Instead of wringing our hands about this, let’s do something?

Among the greatest challenges facing educational authorities around the world and teachers (lecturers), today are probably those of academic integrity and student resolve. Now in terms of plagiarism, I genuinely feel that this is a battle we, the educators, cannot win. Whether it is through purchasing an academic project online from an African-based academic ‘mill’ operation or that has been written by a third party in a small, sweaty office in South Asia for a nominal fee, doesn’t really matter. The people who produce this work are very articulate and intelligent, and they are either doing it to survive, or to make money. Either way, they are intensely motivated, and very good at what they do. Trying to discredit such work takes more time, energy and goodwill than you can imagine.

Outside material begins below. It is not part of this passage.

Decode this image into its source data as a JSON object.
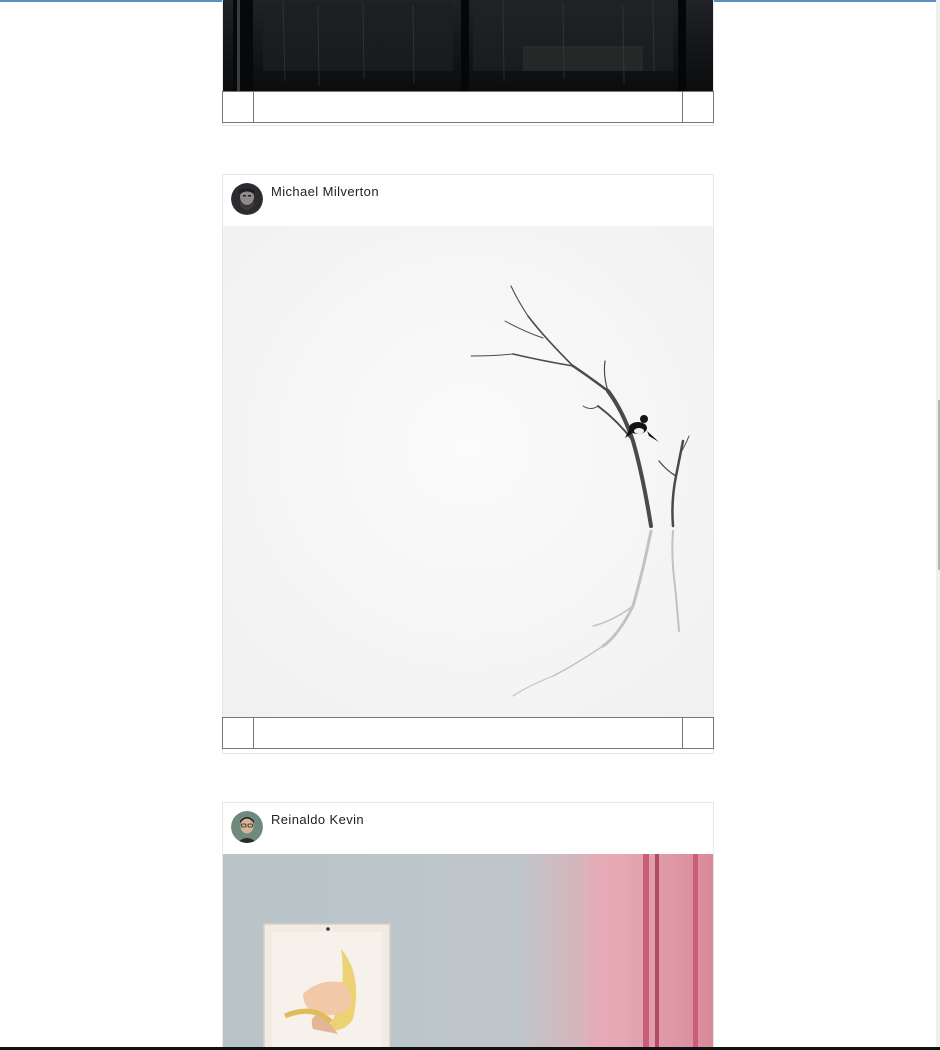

The second form of plagiarism the sector encounters is when students attempt to produce an academic project via ‘cut and paste.’ Today, technology has gone past even plagiarism checkers such as Turnitin, Duplichecker and PlagChecker, to the extent that the technologies of the ‘dark side,’ now even paraphrase prior research and writing, thus eliminating the most effective barriers against plagiarism. It can take many hours of painstaking work to manually check all the content of a project that appears out of sync with a student’s other academic contributions, and for what?
My belief is strongly that in this day and age, with technologies as they are, the deceptive practices so freely and easily available to students, and the fact that academia is not strengthened by academic diligence, but worn down by its need. The education sector must be more expansive in its view of what constitutes academic integrity, and where it starts and ends. What we have at the moment is a process that doesn’t appear to benefit the students in preparation for life after university, doesn’t appear to benefit academic project supervisors who are left frustrated, disappointed, and over-worked, and society, because this element of education rarely contributes positively to communities or society.
So few students will go on to be doing academic research that the practice of requiring all of them to complete graduate student projects is a distraction, rather than a preparation for life beyond university, or higher academic achievement. The percentage of students who will go on to complete research in science, the arts, education, engineering and health is actually miniscule, the topics of graduate project ‘research’ are often facile and meaningless, so where is there ‘value’ for all of the many stakeholders in the process.
Rather than graduate students being required to complete a research project of ten thousand words, why don’t we look instead at a concept with greater community and society value? We could have students write discussion papers of a thousand words about community issues that are relevant to their life experiences. Taking a single aspect of their life that could be improved and discussing/developing/suggesting improvements for it. The topics could be limitless.
Here in Oman for example, the time is right to create a government department that will clearly reflect His Majesty Sultan Haitham bin Tarik’s desire to listen to the youth generation, and have a central database of common-format discussion papers by students on matters that concern and affect their communities and societies. These writings could be available to genuine researchers, and government departments through the web, and could be also used by students to demonstrate their capabilities to future employers. It may make them feel heard!
There are lots of issues to discuss, but instead of just complaining, I’m offering the germ of a solution that appears, at least to me, to have a truckload of upsides, and very little in the way of negatives.
And just to finish on a less serious note: I sent my best wishes for International Women’s Day to a young woman who replied with absolute quality. “Thank you so much for the sweet words.
Starting tomorrow you can enjoy the 364 men’s days’’.